| What needs to be done |
Among the entries, which lines carry the string "screenshot"? Copy every one.

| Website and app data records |

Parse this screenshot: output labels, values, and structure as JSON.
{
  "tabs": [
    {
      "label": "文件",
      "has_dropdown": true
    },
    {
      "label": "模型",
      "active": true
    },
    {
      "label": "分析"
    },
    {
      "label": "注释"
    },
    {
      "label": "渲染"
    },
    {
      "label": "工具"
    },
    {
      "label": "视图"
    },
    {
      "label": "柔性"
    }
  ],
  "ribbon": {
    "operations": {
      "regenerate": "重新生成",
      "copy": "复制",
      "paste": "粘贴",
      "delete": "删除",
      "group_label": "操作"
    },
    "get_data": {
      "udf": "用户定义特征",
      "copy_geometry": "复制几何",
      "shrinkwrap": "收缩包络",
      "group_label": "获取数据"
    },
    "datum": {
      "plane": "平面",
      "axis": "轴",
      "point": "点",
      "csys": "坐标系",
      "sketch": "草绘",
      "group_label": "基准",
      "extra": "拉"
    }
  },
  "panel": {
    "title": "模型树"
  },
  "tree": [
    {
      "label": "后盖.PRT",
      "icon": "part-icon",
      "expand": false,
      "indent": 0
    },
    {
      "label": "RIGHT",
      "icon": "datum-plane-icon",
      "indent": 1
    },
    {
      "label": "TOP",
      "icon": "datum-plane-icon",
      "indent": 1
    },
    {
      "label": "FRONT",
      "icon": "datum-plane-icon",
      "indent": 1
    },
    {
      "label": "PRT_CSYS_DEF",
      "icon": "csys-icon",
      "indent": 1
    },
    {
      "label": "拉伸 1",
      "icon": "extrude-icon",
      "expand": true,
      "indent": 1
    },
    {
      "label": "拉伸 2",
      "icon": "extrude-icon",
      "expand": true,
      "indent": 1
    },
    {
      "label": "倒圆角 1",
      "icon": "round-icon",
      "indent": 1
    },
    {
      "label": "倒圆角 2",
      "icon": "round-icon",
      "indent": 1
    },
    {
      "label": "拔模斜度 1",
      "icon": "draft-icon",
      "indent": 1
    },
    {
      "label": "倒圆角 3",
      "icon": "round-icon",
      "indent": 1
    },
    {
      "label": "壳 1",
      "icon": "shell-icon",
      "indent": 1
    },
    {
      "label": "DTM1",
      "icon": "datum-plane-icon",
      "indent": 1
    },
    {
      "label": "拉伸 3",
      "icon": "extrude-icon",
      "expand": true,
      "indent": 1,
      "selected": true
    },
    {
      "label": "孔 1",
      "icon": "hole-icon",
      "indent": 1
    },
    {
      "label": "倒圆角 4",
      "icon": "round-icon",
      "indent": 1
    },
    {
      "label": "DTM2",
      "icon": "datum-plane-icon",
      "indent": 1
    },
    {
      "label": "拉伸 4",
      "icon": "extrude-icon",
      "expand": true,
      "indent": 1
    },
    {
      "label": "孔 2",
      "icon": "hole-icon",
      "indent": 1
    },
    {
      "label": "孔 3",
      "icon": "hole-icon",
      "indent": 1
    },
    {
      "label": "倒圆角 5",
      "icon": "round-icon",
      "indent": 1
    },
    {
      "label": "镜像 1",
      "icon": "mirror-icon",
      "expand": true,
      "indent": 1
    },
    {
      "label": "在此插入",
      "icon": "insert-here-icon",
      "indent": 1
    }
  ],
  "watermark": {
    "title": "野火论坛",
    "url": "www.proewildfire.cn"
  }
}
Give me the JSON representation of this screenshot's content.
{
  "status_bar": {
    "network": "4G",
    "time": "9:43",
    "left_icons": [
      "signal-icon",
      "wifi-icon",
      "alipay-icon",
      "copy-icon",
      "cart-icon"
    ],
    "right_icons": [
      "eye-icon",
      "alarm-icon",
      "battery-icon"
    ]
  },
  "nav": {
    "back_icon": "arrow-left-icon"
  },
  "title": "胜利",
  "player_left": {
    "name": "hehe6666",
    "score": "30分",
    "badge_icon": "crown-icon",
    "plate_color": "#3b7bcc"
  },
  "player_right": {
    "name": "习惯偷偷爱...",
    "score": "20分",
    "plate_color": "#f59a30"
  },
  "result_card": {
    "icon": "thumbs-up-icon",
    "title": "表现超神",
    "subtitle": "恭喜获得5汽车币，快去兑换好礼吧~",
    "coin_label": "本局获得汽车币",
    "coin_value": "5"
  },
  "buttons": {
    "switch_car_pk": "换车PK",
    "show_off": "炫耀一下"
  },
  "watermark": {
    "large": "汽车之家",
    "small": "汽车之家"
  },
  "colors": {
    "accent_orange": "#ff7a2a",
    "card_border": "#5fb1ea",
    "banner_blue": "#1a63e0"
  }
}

| Solution to this task |
Parse this screenshot: output labels, values, and structure as JSON.
Give me the JSON representation of this screenshot's content.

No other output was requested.